Firearms' instructors report full classes for required training
CHAMPAIGN — State police can't pinpoint when that historic first batch of concealed-carry permits will go out, only that it looks like it'll be at least another month.
But 30 days into the complex approval process, no applications from Champaign or Vermilion county have been flagged, State Police spokeswoman Monique Bond said.
Under the new law, local authorities — including police and sheriff's departments — have 30 days to review applications. It's the biggest hurdle to certification — they can object to any applicant they believe poses a threat to the public, which has reportedly happened 236 times statewide. State police have 90 days to approve or deny applicants who are cleared by local officials.
In all, Bond said, state police had logged 32,968 applications — including 494 from Champaign County and 254 from Vermilion County — at last count.
The state gets updated application numbers every Tuesday and Friday, Bond said, making it likely the total will grow when the new numbers come in today.
Local application totals should surge, as well, based on the brisk business instructors have reported in their concealed-carry courses. Illinois requires applicants to complete a 16-hour training course before accepting their applications.
Monday marked the first day the public could shoot at the High Caliber Training Center and Indoor Range, and at one point, every lane of the Urbana facility was full, owner Tim Murray said.
A state-certified instructor, Murray said about 200 people have completed his concealed-carry course since the fall — and there has been no sign of slowing down.
"It's been pretty steady — even with the weather," Murray said.

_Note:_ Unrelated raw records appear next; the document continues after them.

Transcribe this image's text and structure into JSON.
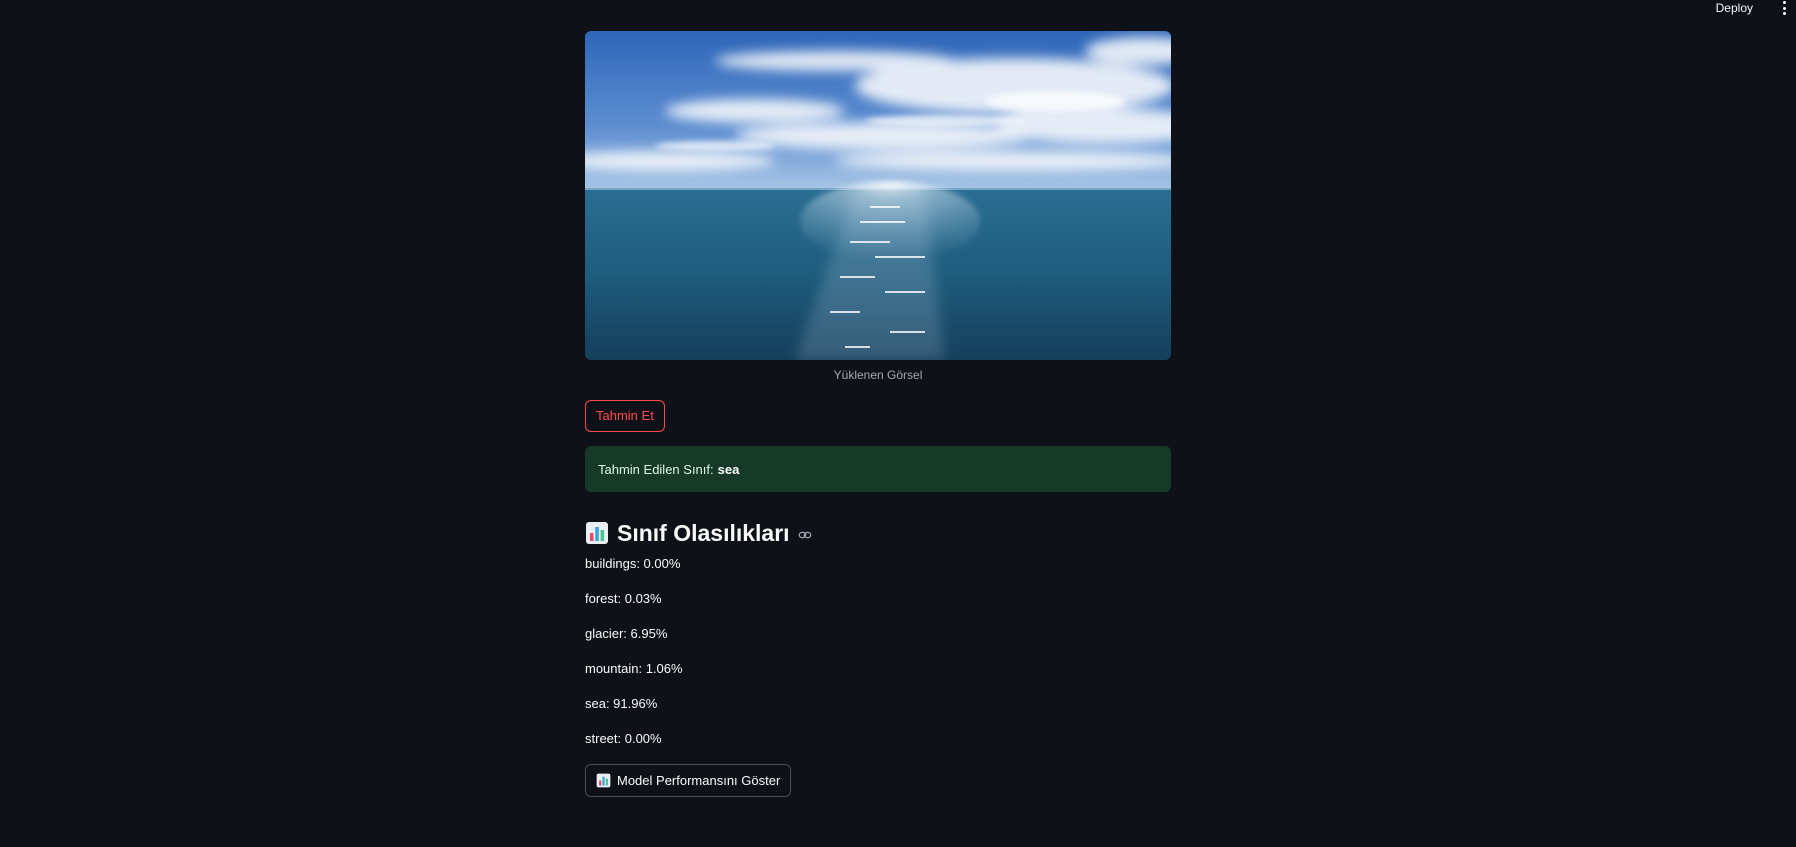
{
  "topbar": {
    "deploy_label": "Deploy",
    "menu_icon": "vertical-ellipsis-icon"
  },
  "image": {
    "caption": "Yüklenen Görsel"
  },
  "predict_button": {
    "label": "Tahmin Et"
  },
  "result": {
    "prefix": "Tahmin Edilen Sınıf:",
    "class": "sea"
  },
  "probabilities": {
    "icon": "bar-chart-icon",
    "title": "Sınıf Olasılıkları",
    "items": [
      "buildings: 0.00%",
      "forest: 0.03%",
      "glacier: 6.95%",
      "mountain: 1.06%",
      "sea: 91.96%",
      "street: 0.00%"
    ]
  },
  "performance_button": {
    "icon": "bar-chart-icon",
    "label": "Model Performansını Göster"
  },
  "colors": {
    "background": "#0e1117",
    "accent": "#ff4b4b",
    "success_bg": "#173928"
  }
}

It's the same story with Dan Auterman's Vermilion Valley Regional Training Group, which will host its largest class this weekend. Auterman usually limits classes to 17 students but opted to extend it to 21 — just to accommodate his waiting list.
Auterman is now scheduling people as far out as April. He believes more applicants are turning up now because the weather will be improving soon.

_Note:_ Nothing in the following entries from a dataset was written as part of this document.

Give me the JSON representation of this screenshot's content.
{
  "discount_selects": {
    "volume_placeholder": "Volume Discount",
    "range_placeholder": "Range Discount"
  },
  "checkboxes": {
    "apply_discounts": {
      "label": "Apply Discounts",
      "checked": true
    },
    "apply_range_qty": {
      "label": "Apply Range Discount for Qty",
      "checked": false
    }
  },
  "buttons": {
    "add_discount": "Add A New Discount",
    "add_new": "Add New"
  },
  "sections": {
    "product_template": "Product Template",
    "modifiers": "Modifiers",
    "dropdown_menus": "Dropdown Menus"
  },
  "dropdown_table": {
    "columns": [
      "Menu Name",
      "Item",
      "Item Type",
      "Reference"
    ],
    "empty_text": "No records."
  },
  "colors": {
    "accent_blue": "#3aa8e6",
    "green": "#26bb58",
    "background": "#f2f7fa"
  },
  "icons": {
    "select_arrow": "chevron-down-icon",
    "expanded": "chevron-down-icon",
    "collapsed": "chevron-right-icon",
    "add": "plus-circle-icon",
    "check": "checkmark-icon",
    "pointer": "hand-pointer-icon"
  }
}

That can't happen soon enough, as far as Auterman is concerned. The only complaint he has had so far: that the shooting range is too cold. It was 2 degrees at the outdoor range during one of his classes this past month.
Paul Nurmi, an instructor from Mahomet, warns his students ahead of time to dress warmly for range shooting days like Monday.

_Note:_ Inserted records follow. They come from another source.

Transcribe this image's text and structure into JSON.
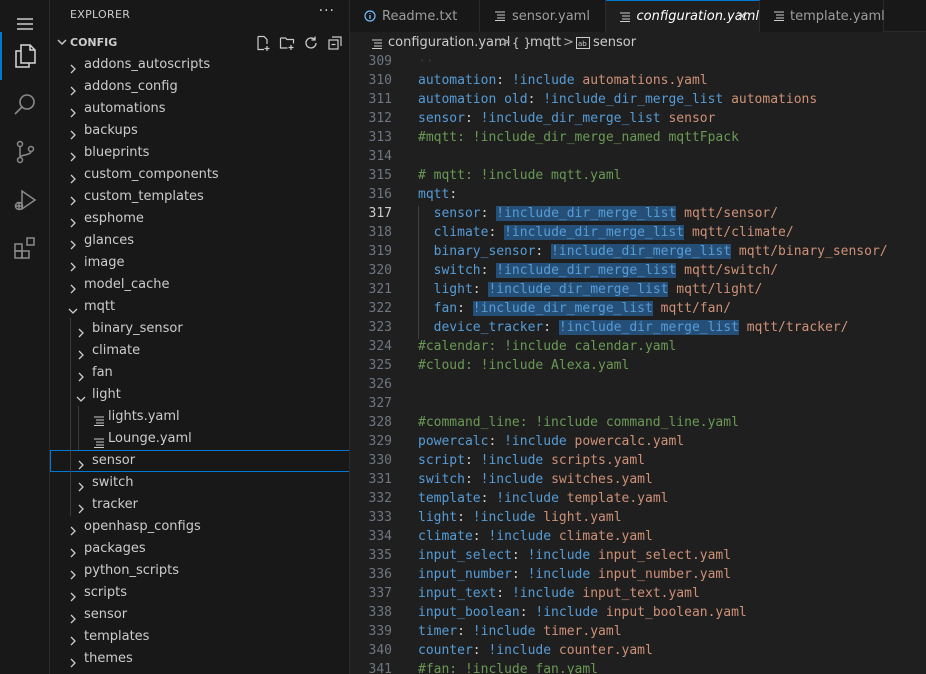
{
  "sidebar": {
    "title": "EXPLORER",
    "more": "···",
    "section": "CONFIG",
    "tree": [
      {
        "label": "addons_autoscripts",
        "depth": 0,
        "type": "folder",
        "open": false
      },
      {
        "label": "addons_config",
        "depth": 0,
        "type": "folder",
        "open": false
      },
      {
        "label": "automations",
        "depth": 0,
        "type": "folder",
        "open": false
      },
      {
        "label": "backups",
        "depth": 0,
        "type": "folder",
        "open": false
      },
      {
        "label": "blueprints",
        "depth": 0,
        "type": "folder",
        "open": false
      },
      {
        "label": "custom_components",
        "depth": 0,
        "type": "folder",
        "open": false
      },
      {
        "label": "custom_templates",
        "depth": 0,
        "type": "folder",
        "open": false
      },
      {
        "label": "esphome",
        "depth": 0,
        "type": "folder",
        "open": false
      },
      {
        "label": "glances",
        "depth": 0,
        "type": "folder",
        "open": false
      },
      {
        "label": "image",
        "depth": 0,
        "type": "folder",
        "open": false
      },
      {
        "label": "model_cache",
        "depth": 0,
        "type": "folder",
        "open": false
      },
      {
        "label": "mqtt",
        "depth": 0,
        "type": "folder",
        "open": true
      },
      {
        "label": "binary_sensor",
        "depth": 1,
        "type": "folder",
        "open": false
      },
      {
        "label": "climate",
        "depth": 1,
        "type": "folder",
        "open": false
      },
      {
        "label": "fan",
        "depth": 1,
        "type": "folder",
        "open": false
      },
      {
        "label": "light",
        "depth": 1,
        "type": "folder",
        "open": true
      },
      {
        "label": "lights.yaml",
        "depth": 2,
        "type": "file"
      },
      {
        "label": "Lounge.yaml",
        "depth": 2,
        "type": "file"
      },
      {
        "label": "sensor",
        "depth": 1,
        "type": "folder",
        "open": false,
        "focused": true
      },
      {
        "label": "switch",
        "depth": 1,
        "type": "folder",
        "open": false
      },
      {
        "label": "tracker",
        "depth": 1,
        "type": "folder",
        "open": false
      },
      {
        "label": "openhasp_configs",
        "depth": 0,
        "type": "folder",
        "open": false
      },
      {
        "label": "packages",
        "depth": 0,
        "type": "folder",
        "open": false
      },
      {
        "label": "python_scripts",
        "depth": 0,
        "type": "folder",
        "open": false
      },
      {
        "label": "scripts",
        "depth": 0,
        "type": "folder",
        "open": false
      },
      {
        "label": "sensor",
        "depth": 0,
        "type": "folder",
        "open": false
      },
      {
        "label": "templates",
        "depth": 0,
        "type": "folder",
        "open": false
      },
      {
        "label": "themes",
        "depth": 0,
        "type": "folder",
        "open": false
      }
    ]
  },
  "tabs": [
    {
      "label": "Readme.txt",
      "icon": "info-icon",
      "active": false
    },
    {
      "label": "sensor.yaml",
      "icon": "lines-icon",
      "active": false
    },
    {
      "label": "configuration.yaml",
      "icon": "lines-icon",
      "active": true
    },
    {
      "label": "template.yaml",
      "icon": "lines-icon",
      "active": false
    }
  ],
  "breadcrumb": {
    "file": "configuration.yaml",
    "sep1": ">",
    "mid_symbol": "{ }",
    "mid": "mqtt",
    "sep2": ">",
    "last": "sensor"
  },
  "editor": {
    "current_line": 317,
    "lines": [
      {
        "n": 309,
        "tokens": [
          {
            "t": "··",
            "c": "ws"
          }
        ]
      },
      {
        "n": 310,
        "tokens": [
          {
            "t": "automation",
            "c": "k"
          },
          {
            "t": ": ",
            "c": "p"
          },
          {
            "t": "!include",
            "c": "t"
          },
          {
            "t": " automations.yaml",
            "c": "s"
          }
        ]
      },
      {
        "n": 311,
        "tokens": [
          {
            "t": "automation old",
            "c": "k"
          },
          {
            "t": ": ",
            "c": "p"
          },
          {
            "t": "!include_dir_merge_list",
            "c": "t"
          },
          {
            "t": " automations",
            "c": "s"
          }
        ]
      },
      {
        "n": 312,
        "tokens": [
          {
            "t": "sensor",
            "c": "k"
          },
          {
            "t": ": ",
            "c": "p"
          },
          {
            "t": "!include_dir_merge_list",
            "c": "t"
          },
          {
            "t": " sensor",
            "c": "s"
          }
        ]
      },
      {
        "n": 313,
        "tokens": [
          {
            "t": "#mqtt: !include_dir_merge_named mqttFpack",
            "c": "c"
          }
        ]
      },
      {
        "n": 314,
        "tokens": []
      },
      {
        "n": 315,
        "tokens": [
          {
            "t": "# mqtt: !include mqtt.yaml",
            "c": "c"
          }
        ]
      },
      {
        "n": 316,
        "tokens": [
          {
            "t": "mqtt",
            "c": "k"
          },
          {
            "t": ":",
            "c": "p"
          }
        ]
      },
      {
        "n": 317,
        "tokens": [
          {
            "t": "  ",
            "c": "p"
          },
          {
            "t": "sensor",
            "c": "k"
          },
          {
            "t": ": ",
            "c": "p"
          },
          {
            "t": "!include_dir_merge_list",
            "c": "t",
            "hl": true
          },
          {
            "t": " mqtt/sensor/",
            "c": "s"
          }
        ]
      },
      {
        "n": 318,
        "tokens": [
          {
            "t": "  ",
            "c": "p"
          },
          {
            "t": "climate",
            "c": "k"
          },
          {
            "t": ": ",
            "c": "p"
          },
          {
            "t": "!include_dir_merge_list",
            "c": "t",
            "hl": true
          },
          {
            "t": " mqtt/climate/",
            "c": "s"
          }
        ]
      },
      {
        "n": 319,
        "tokens": [
          {
            "t": "  ",
            "c": "p"
          },
          {
            "t": "binary_sensor",
            "c": "k"
          },
          {
            "t": ": ",
            "c": "p"
          },
          {
            "t": "!include_dir_merge_list",
            "c": "t",
            "hl": true
          },
          {
            "t": " mqtt/binary_sensor/",
            "c": "s"
          }
        ]
      },
      {
        "n": 320,
        "tokens": [
          {
            "t": "  ",
            "c": "p"
          },
          {
            "t": "switch",
            "c": "k"
          },
          {
            "t": ": ",
            "c": "p"
          },
          {
            "t": "!include_dir_merge_list",
            "c": "t",
            "hl": true
          },
          {
            "t": " mqtt/switch/",
            "c": "s"
          }
        ]
      },
      {
        "n": 321,
        "tokens": [
          {
            "t": "  ",
            "c": "p"
          },
          {
            "t": "light",
            "c": "k"
          },
          {
            "t": ": ",
            "c": "p"
          },
          {
            "t": "!include_dir_merge_list",
            "c": "t",
            "hl": true
          },
          {
            "t": " mqtt/light/",
            "c": "s"
          }
        ]
      },
      {
        "n": 322,
        "tokens": [
          {
            "t": "  ",
            "c": "p"
          },
          {
            "t": "fan",
            "c": "k"
          },
          {
            "t": ": ",
            "c": "p"
          },
          {
            "t": "!include_dir_merge_list",
            "c": "t",
            "hl": true
          },
          {
            "t": " mqtt/fan/",
            "c": "s"
          }
        ]
      },
      {
        "n": 323,
        "tokens": [
          {
            "t": "  ",
            "c": "p"
          },
          {
            "t": "device_tracker",
            "c": "k"
          },
          {
            "t": ": ",
            "c": "p"
          },
          {
            "t": "!include_dir_merge_list",
            "c": "t",
            "hl": true
          },
          {
            "t": " mqtt/tracker/",
            "c": "s"
          }
        ]
      },
      {
        "n": 324,
        "tokens": [
          {
            "t": "#calendar: !include calendar.yaml",
            "c": "c"
          }
        ]
      },
      {
        "n": 325,
        "tokens": [
          {
            "t": "#cloud: !include Alexa.yaml",
            "c": "c"
          }
        ]
      },
      {
        "n": 326,
        "tokens": []
      },
      {
        "n": 327,
        "tokens": []
      },
      {
        "n": 328,
        "tokens": [
          {
            "t": "#command_line: !include command_line.yaml",
            "c": "c"
          }
        ]
      },
      {
        "n": 329,
        "tokens": [
          {
            "t": "powercalc",
            "c": "k"
          },
          {
            "t": ": ",
            "c": "p"
          },
          {
            "t": "!include",
            "c": "t"
          },
          {
            "t": " powercalc.yaml",
            "c": "s"
          }
        ]
      },
      {
        "n": 330,
        "tokens": [
          {
            "t": "script",
            "c": "k"
          },
          {
            "t": ": ",
            "c": "p"
          },
          {
            "t": "!include",
            "c": "t"
          },
          {
            "t": " scripts.yaml",
            "c": "s"
          }
        ]
      },
      {
        "n": 331,
        "tokens": [
          {
            "t": "switch",
            "c": "k"
          },
          {
            "t": ": ",
            "c": "p"
          },
          {
            "t": "!include",
            "c": "t"
          },
          {
            "t": " switches.yaml",
            "c": "s"
          }
        ]
      },
      {
        "n": 332,
        "tokens": [
          {
            "t": "template",
            "c": "k"
          },
          {
            "t": ": ",
            "c": "p"
          },
          {
            "t": "!include",
            "c": "t"
          },
          {
            "t": " template.yaml",
            "c": "s"
          }
        ]
      },
      {
        "n": 333,
        "tokens": [
          {
            "t": "light",
            "c": "k"
          },
          {
            "t": ": ",
            "c": "p"
          },
          {
            "t": "!include",
            "c": "t"
          },
          {
            "t": " light.yaml",
            "c": "s"
          }
        ]
      },
      {
        "n": 334,
        "tokens": [
          {
            "t": "climate",
            "c": "k"
          },
          {
            "t": ": ",
            "c": "p"
          },
          {
            "t": "!include",
            "c": "t"
          },
          {
            "t": " climate.yaml",
            "c": "s"
          }
        ]
      },
      {
        "n": 335,
        "tokens": [
          {
            "t": "input_select",
            "c": "k"
          },
          {
            "t": ": ",
            "c": "p"
          },
          {
            "t": "!include",
            "c": "t"
          },
          {
            "t": " input_select.yaml",
            "c": "s"
          }
        ]
      },
      {
        "n": 336,
        "tokens": [
          {
            "t": "input_number",
            "c": "k"
          },
          {
            "t": ": ",
            "c": "p"
          },
          {
            "t": "!include",
            "c": "t"
          },
          {
            "t": " input_number.yaml",
            "c": "s"
          }
        ]
      },
      {
        "n": 337,
        "tokens": [
          {
            "t": "input_text",
            "c": "k"
          },
          {
            "t": ": ",
            "c": "p"
          },
          {
            "t": "!include",
            "c": "t"
          },
          {
            "t": " input_text.yaml",
            "c": "s"
          }
        ]
      },
      {
        "n": 338,
        "tokens": [
          {
            "t": "input_boolean",
            "c": "k"
          },
          {
            "t": ": ",
            "c": "p"
          },
          {
            "t": "!include",
            "c": "t"
          },
          {
            "t": " input_boolean.yaml",
            "c": "s"
          }
        ]
      },
      {
        "n": 339,
        "tokens": [
          {
            "t": "timer",
            "c": "k"
          },
          {
            "t": ": ",
            "c": "p"
          },
          {
            "t": "!include",
            "c": "t"
          },
          {
            "t": " timer.yaml",
            "c": "s"
          }
        ]
      },
      {
        "n": 340,
        "tokens": [
          {
            "t": "counter",
            "c": "k"
          },
          {
            "t": ": ",
            "c": "p"
          },
          {
            "t": "!include",
            "c": "t"
          },
          {
            "t": " counter.yaml",
            "c": "s"
          }
        ]
      },
      {
        "n": 341,
        "tokens": [
          {
            "t": "#fan: !include fan.yaml",
            "c": "c"
          }
        ]
      }
    ]
  }
}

"We were all pretty cold," said Nurmi, who gave out hand warmers and kept two vehicles running the whole time, so his students could warm up if they needed.
Nurmi purposely limits his classes to 10, so he can have more control. He said he's had 30 people complete his course already and has his next two classes filled.
Jim Sandquist, an instructor with Crossline Defense in St. Joseph, said 130 students from various counties have completed their course, which has been held almost every weekend since the end of November.
"It's been a real steady stream," said Sandquist, who added that there was a rush at first from those who wanted to get their permits right away. He said others have waited to see if the state's application process would get off the ground in early January.
The instructors agree: The large majority of students coming through their courses will make responsible firearms carriers.
"They want to be able to protect themselves and their families, and I haven't seen any coming through with a big bravado attitude," Auterman said.
Nurmi said all of his students have been able to qualify in the shooting component of the course. In Illinois, applicants must pass an accuracy exercise by shooting 10 rounds at 5 yards, 10 rounds at 7 yards and 10 rounds at 10 yards.
Sandquist said the vast majority of his students have had experience with guns and know how to handle them properly. But he said he refused to pass a few students didn't display safe operating skills with a handgun.
For instance, he said, some couldn't keep their finger off the trigger, or they didn't present their firearm in the proper way.
"It's not just about hitting the target," Sandquist said.
Nurmi said about 40 percent of his students reported that they either don't plan to conceal-carry or haven't decided. Sandquist said about half of his students want to conceal-carry — but only in their vehicles.
"They just want to exercise their constitutional right," he said.
Sandquist has also had students who have told him they had no idea about the legal responsibility that goes with concealed-carrying — and decided not to even apply for a permit.
"It might be the best money they ever spent if they took the class and realized they shouldn't do it," he said.